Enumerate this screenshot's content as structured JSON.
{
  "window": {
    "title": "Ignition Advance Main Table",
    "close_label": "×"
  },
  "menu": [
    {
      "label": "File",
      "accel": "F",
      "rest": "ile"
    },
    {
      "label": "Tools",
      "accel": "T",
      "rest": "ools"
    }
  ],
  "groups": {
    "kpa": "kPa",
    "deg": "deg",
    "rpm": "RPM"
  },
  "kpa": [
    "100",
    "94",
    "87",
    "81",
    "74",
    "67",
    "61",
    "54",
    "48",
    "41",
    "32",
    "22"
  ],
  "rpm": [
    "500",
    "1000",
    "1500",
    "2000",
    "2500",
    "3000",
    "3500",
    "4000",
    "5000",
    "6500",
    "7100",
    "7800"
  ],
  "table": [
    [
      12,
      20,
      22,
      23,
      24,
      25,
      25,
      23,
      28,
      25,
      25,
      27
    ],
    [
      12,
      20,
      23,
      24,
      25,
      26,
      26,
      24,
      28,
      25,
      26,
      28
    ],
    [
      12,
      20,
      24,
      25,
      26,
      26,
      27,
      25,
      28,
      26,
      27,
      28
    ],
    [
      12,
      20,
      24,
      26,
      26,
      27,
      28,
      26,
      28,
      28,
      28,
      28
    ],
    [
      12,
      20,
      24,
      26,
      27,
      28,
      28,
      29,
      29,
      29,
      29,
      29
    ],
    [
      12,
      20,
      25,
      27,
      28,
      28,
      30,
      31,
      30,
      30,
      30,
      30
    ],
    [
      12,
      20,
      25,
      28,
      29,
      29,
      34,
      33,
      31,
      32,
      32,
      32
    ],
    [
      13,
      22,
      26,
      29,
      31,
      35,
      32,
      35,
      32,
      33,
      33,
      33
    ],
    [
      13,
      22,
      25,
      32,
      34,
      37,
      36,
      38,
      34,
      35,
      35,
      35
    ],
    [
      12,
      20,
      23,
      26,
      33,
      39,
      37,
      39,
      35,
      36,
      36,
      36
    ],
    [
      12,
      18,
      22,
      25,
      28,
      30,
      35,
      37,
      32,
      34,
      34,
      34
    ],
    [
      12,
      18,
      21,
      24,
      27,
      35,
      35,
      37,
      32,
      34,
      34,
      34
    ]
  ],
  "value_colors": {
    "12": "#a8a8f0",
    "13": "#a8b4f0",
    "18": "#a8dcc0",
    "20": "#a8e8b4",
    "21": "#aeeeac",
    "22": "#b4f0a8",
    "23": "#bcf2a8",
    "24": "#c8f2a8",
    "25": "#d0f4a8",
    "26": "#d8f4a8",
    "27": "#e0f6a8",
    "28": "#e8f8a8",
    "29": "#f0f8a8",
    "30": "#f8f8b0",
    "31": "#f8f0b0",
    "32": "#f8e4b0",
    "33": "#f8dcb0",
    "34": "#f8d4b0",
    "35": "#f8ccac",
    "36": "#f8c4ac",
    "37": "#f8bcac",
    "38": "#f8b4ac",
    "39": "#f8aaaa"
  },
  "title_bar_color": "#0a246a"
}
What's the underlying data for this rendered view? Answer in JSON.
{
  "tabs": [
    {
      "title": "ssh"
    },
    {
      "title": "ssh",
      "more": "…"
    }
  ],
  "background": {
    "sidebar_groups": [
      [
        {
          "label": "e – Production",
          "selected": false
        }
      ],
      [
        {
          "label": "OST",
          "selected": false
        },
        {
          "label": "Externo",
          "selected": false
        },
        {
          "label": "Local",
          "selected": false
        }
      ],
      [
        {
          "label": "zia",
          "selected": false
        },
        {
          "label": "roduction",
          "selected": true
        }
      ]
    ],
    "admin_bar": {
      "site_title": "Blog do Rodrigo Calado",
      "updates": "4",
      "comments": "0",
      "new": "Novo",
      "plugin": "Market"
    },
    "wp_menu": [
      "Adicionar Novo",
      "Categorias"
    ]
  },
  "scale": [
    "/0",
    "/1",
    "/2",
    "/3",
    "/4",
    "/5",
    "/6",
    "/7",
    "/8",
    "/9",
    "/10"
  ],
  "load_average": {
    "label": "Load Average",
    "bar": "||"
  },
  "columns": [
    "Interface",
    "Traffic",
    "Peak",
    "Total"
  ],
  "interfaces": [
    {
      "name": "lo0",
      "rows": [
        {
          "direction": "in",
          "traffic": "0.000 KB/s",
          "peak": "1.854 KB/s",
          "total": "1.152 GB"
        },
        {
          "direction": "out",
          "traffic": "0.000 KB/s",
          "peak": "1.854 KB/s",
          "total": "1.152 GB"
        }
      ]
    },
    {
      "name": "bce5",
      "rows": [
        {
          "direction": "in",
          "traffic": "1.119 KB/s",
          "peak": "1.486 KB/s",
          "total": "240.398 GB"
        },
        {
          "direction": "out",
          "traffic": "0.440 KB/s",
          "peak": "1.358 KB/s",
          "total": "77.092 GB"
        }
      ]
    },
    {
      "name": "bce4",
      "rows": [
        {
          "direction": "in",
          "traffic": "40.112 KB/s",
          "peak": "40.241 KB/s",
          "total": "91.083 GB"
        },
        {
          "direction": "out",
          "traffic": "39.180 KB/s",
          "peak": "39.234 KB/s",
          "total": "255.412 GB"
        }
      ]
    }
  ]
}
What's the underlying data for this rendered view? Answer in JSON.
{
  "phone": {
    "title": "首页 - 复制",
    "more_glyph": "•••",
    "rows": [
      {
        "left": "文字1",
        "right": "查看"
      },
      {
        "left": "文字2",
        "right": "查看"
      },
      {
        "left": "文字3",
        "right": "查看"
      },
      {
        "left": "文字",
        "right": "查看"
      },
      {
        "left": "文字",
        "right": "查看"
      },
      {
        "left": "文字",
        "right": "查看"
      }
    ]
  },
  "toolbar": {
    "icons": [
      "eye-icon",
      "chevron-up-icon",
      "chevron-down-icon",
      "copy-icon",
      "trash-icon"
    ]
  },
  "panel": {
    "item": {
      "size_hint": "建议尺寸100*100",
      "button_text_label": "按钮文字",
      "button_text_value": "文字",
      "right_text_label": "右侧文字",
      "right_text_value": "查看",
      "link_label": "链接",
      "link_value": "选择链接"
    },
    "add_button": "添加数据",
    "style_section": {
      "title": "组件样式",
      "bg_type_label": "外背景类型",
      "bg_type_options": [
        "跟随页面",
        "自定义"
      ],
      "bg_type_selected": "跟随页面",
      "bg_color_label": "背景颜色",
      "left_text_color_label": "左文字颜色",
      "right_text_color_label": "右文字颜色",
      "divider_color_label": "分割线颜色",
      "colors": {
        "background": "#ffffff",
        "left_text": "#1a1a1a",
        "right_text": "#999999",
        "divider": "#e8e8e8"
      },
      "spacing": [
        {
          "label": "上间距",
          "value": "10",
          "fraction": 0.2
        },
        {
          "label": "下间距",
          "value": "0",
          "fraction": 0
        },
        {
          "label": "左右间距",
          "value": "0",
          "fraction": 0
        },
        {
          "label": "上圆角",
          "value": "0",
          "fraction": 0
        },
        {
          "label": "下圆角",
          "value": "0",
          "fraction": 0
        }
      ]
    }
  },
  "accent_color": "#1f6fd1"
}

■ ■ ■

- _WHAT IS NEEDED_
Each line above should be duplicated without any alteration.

- _TASK RESPONSE_
Enumerate this screenshot's content as structured JSON.
{
  "window": {
    "title": "Ignition Advance Main Table",
    "close_label": "×"
  },
  "menu": [
    {
      "label": "File",
      "accel": "F",
      "rest": "ile"
    },
    {
      "label": "Tools",
      "accel": "T",
      "rest": "ools"
    }
  ],
  "groups": {
    "kpa": "kPa",
    "deg": "deg",
    "rpm": "RPM"
  },
  "kpa": [
    "100",
    "94",
    "87",
    "81",
    "74",
    "67",
    "61",
    "54",
    "48",
    "41",
    "32",
    "22"
  ],
  "rpm": [
    "500",
    "1000",
    "1500",
    "2000",
    "2500",
    "3000",
    "3500",
    "4000",
    "5000",
    "6500",
    "7100",
    "7800"
  ],
  "table": [
    [
      12,
      20,
      22,
      23,
      24,
      25,
      25,
      23,
      28,
      25,
      25,
      27
    ],
    [
      12,
      20,
      23,
      24,
      25,
      26,
      26,
      24,
      28,
      25,
      26,
      28
    ],
    [
      12,
      20,
      24,
      25,
      26,
      26,
      27,
      25,
      28,
      26,
      27,
      28
    ],
    [
      12,
      20,
      24,
      26,
      26,
      27,
      28,
      26,
      28,
      28,
      28,
      28
    ],
    [
      12,
      20,
      24,
      26,
      27,
      28,
      28,
      29,
      29,
      29,
      29,
      29
    ],
    [
      12,
      20,
      25,
      27,
      28,
      28,
      30,
      31,
      30,
      30,
      30,
      30
    ],
    [
      12,
      20,
      25,
      28,
      29,
      29,
      34,
      33,
      31,
      32,
      32,
      32
    ],
    [
      13,
      22,
      26,
      29,
      31,
      35,
      32,
      35,
      32,
      33,
      33,
      33
    ],
    [
      13,
      22,
      25,
      32,
      34,
      37,
      36,
      38,
      34,
      35,
      35,
      35
    ],
    [
      12,
      20,
      23,
      26,
      33,
      39,
      37,
      39,
      35,
      36,
      36,
      36
    ],
    [
      12,
      18,
      22,
      25,
      28,
      30,
      35,
      37,
      32,
      34,
      34,
      34
    ],
    [
      12,
      18,
      21,
      24,
      27,
      35,
      35,
      37,
      32,
      34,
      34,
      34
    ]
  ],
  "value_colors": {
    "12": "#a8a8f0",
    "13": "#a8b4f0",
    "18": "#a8dcc0",
    "20": "#a8e8b4",
    "21": "#aeeeac",
    "22": "#b4f0a8",
    "23": "#bcf2a8",
    "24": "#c8f2a8",
    "25": "#d0f4a8",
    "26": "#d8f4a8",
    "27": "#e0f6a8",
    "28": "#e8f8a8",
    "29": "#f0f8a8",
    "30": "#f8f8b0",
    "31": "#f8f0b0",
    "32": "#f8e4b0",
    "33": "#f8dcb0",
    "34": "#f8d4b0",
    "35": "#f8ccac",
    "36": "#f8c4ac",
    "37": "#f8bcac",
    "38": "#f8b4ac",
    "39": "#f8aaaa"
  },
  "title_bar_color": "#0a246a"
}
What's the underlying data for this rendered view? Answer in JSON.
{
  "tabs": [
    {
      "title": "ssh"
    },
    {
      "title": "ssh",
      "more": "…"
    }
  ],
  "background": {
    "sidebar_groups": [
      [
        {
          "label": "e – Production",
          "selected": false
        }
      ],
      [
        {
          "label": "OST",
          "selected": false
        },
        {
          "label": "Externo",
          "selected": false
        },
        {
          "label": "Local",
          "selected": false
        }
      ],
      [
        {
          "label": "zia",
          "selected": false
        },
        {
          "label": "roduction",
          "selected": true
        }
      ]
    ],
    "admin_bar": {
      "site_title": "Blog do Rodrigo Calado",
      "updates": "4",
      "comments": "0",
      "new": "Novo",
      "plugin": "Market"
    },
    "wp_menu": [
      "Adicionar Novo",
      "Categorias"
    ]
  },
  "scale": [
    "/0",
    "/1",
    "/2",
    "/3",
    "/4",
    "/5",
    "/6",
    "/7",
    "/8",
    "/9",
    "/10"
  ],
  "load_average": {
    "label": "Load Average",
    "bar": "||"
  },
  "columns": [
    "Interface",
    "Traffic",
    "Peak",
    "Total"
  ],
  "interfaces": [
    {
      "name": "lo0",
      "rows": [
        {
          "direction": "in",
          "traffic": "0.000 KB/s",
          "peak": "1.854 KB/s",
          "total": "1.152 GB"
        },
        {
          "direction": "out",
          "traffic": "0.000 KB/s",
          "peak": "1.854 KB/s",
          "total": "1.152 GB"
        }
      ]
    },
    {
      "name": "bce5",
      "rows": [
        {
          "direction": "in",
          "traffic": "1.119 KB/s",
          "peak": "1.486 KB/s",
          "total": "240.398 GB"
        },
        {
          "direction": "out",
          "traffic": "0.440 KB/s",
          "peak": "1.358 KB/s",
          "total": "77.092 GB"
        }
      ]
    },
    {
      "name": "bce4",
      "rows": [
        {
          "direction": "in",
          "traffic": "40.112 KB/s",
          "peak": "40.241 KB/s",
          "total": "91.083 GB"
        },
        {
          "direction": "out",
          "traffic": "39.180 KB/s",
          "peak": "39.234 KB/s",
          "total": "255.412 GB"
        }
      ]
    }
  ]
}
What's the underlying data for this rendered view? Answer in JSON.
{
  "phone": {
    "title": "首页 - 复制",
    "more_glyph": "•••",
    "rows": [
      {
        "left": "文字1",
        "right": "查看"
      },
      {
        "left": "文字2",
        "right": "查看"
      },
      {
        "left": "文字3",
        "right": "查看"
      },
      {
        "left": "文字",
        "right": "查看"
      },
      {
        "left": "文字",
        "right": "查看"
      },
      {
        "left": "文字",
        "right": "查看"
      }
    ]
  },
  "toolbar": {
    "icons": [
      "eye-icon",
      "chevron-up-icon",
      "chevron-down-icon",
      "copy-icon",
      "trash-icon"
    ]
  },
  "panel": {
    "item": {
      "size_hint": "建议尺寸100*100",
      "button_text_label": "按钮文字",
      "button_text_value": "文字",
      "right_text_label": "右侧文字",
      "right_text_value": "查看",
      "link_label": "链接",
      "link_value": "选择链接"
    },
    "add_button": "添加数据",
    "style_section": {
      "title": "组件样式",
      "bg_type_label": "外背景类型",
      "bg_type_options": [
        "跟随页面",
        "自定义"
      ],
      "bg_type_selected": "跟随页面",
      "bg_color_label": "背景颜色",
      "left_text_color_label": "左文字颜色",
      "right_text_color_label": "右文字颜色",
      "divider_color_label": "分割线颜色",
      "colors": {
        "background": "#ffffff",
        "left_text": "#1a1a1a",
        "right_text": "#999999",
        "divider": "#e8e8e8"
      },
      "spacing": [
        {
          "label": "上间距",
          "value": "10",
          "fraction": 0.2
        },
        {
          "label": "下间距",
          "value": "0",
          "fraction": 0
        },
        {
          "label": "左右间距",
          "value": "0",
          "fraction": 0
        },
        {
          "label": "上圆角",
          "value": "0",
          "fraction": 0
        },
        {
          "label": "下圆角",
          "value": "0",
          "fraction": 0
        }
      ]
    }
  },
  "accent_color": "#1f6fd1"
}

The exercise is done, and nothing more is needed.